No Asian haplogroup D sequences, to my knowledge, have New World-specific 2092T (which is the D1 coding region marker). Therefore, there is no evidence of the back-migration of this particular sequence type. However, some Asian D & G sequences are indistinguishable from D1 *in the first hypervariable region*. When the remaining portions of the sequences are amplified, there are fairly substantial differences between the Ulchi and Jomon D1 look-alikes and D1. In fact, the Ulchi/Jomon ‘D’ sequences which contain 16325C are closer to the ‘On Your Knees Cave’ D4h3 than to D1 based upon coding region mutations.
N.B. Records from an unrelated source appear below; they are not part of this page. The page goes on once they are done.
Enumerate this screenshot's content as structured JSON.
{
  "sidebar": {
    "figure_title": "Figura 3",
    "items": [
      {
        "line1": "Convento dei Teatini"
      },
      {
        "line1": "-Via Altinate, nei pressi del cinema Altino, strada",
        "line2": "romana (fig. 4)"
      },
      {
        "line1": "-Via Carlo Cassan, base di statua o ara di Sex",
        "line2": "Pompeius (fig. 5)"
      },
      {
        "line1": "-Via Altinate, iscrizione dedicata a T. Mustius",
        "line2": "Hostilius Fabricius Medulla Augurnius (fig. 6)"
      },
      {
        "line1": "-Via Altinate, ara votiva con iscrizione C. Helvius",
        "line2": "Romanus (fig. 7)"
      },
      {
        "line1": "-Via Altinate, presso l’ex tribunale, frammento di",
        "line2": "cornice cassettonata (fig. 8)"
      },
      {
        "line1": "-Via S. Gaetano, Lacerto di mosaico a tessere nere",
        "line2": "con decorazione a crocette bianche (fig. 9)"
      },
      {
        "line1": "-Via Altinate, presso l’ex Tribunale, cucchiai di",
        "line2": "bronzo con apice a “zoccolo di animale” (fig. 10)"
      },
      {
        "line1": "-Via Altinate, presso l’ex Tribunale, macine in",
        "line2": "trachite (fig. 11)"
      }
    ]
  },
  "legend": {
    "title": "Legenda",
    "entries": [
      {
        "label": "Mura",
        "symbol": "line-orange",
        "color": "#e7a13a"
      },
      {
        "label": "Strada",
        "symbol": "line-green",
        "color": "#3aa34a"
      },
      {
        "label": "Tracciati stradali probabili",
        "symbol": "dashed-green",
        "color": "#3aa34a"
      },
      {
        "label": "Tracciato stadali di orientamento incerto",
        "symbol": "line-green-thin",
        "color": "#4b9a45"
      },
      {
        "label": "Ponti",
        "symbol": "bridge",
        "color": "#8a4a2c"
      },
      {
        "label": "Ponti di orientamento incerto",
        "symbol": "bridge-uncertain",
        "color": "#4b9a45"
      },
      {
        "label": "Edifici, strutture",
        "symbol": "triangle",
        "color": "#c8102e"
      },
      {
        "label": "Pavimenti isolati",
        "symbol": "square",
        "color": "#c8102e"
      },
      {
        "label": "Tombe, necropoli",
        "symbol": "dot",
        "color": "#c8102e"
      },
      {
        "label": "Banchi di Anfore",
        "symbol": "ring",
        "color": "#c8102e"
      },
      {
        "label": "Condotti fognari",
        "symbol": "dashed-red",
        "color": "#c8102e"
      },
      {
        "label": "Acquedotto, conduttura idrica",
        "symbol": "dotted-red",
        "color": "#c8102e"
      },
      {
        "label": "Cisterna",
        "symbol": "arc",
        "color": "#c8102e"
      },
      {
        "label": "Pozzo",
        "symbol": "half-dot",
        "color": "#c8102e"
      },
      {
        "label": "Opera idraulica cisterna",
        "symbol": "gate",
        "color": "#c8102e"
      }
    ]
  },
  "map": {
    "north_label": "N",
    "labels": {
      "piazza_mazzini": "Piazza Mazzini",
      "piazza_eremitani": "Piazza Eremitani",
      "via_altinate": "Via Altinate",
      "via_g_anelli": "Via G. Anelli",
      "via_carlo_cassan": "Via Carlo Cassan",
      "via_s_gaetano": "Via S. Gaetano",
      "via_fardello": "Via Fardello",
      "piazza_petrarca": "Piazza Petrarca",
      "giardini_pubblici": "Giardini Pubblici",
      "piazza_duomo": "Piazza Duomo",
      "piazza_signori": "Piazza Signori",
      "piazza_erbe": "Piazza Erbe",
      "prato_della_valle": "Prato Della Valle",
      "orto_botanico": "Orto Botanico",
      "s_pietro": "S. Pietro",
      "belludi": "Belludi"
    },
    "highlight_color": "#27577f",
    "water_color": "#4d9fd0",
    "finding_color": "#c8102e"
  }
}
Adachi (2011) corrected the classification provided in their 2009 article:
“In our previous study (Adachi et al., 2009), some of
the Hokkaido Jomon mtDNAs were assigned to the haplogroup formerly named as D1a (Starikovskaya et al., 2005) or D10 (Volodko et al., 2008). According to additional coding region analyses, this haplogroup is now renamed as haplogroup D4h2 (Van Oven and Kayser, 2009).
These articles are worth looking at, though, due to the Jomon N9b sequences which, as I wrote earlier, are phyogenetically related to the Ainu/Nivkhi Y. The Ulchi also have a substantial amount of ‘Y’ sequences.
The way that the Amur region differs from most other East Asian is the higher frequencies of sequences belonging to the N (xR) group of haplogroups; to which Asian/Native American ‘A’ belong. ‘N (xR) sequences did not derive from any M or R haplogroups but they eventually have to connect with SE Asian, Australian Aborigine N(xR) haplogroups and those of western Eurasia.
While the distribution of N9b would really help, these sequences are difficult to recognize via HVR I mutations alone.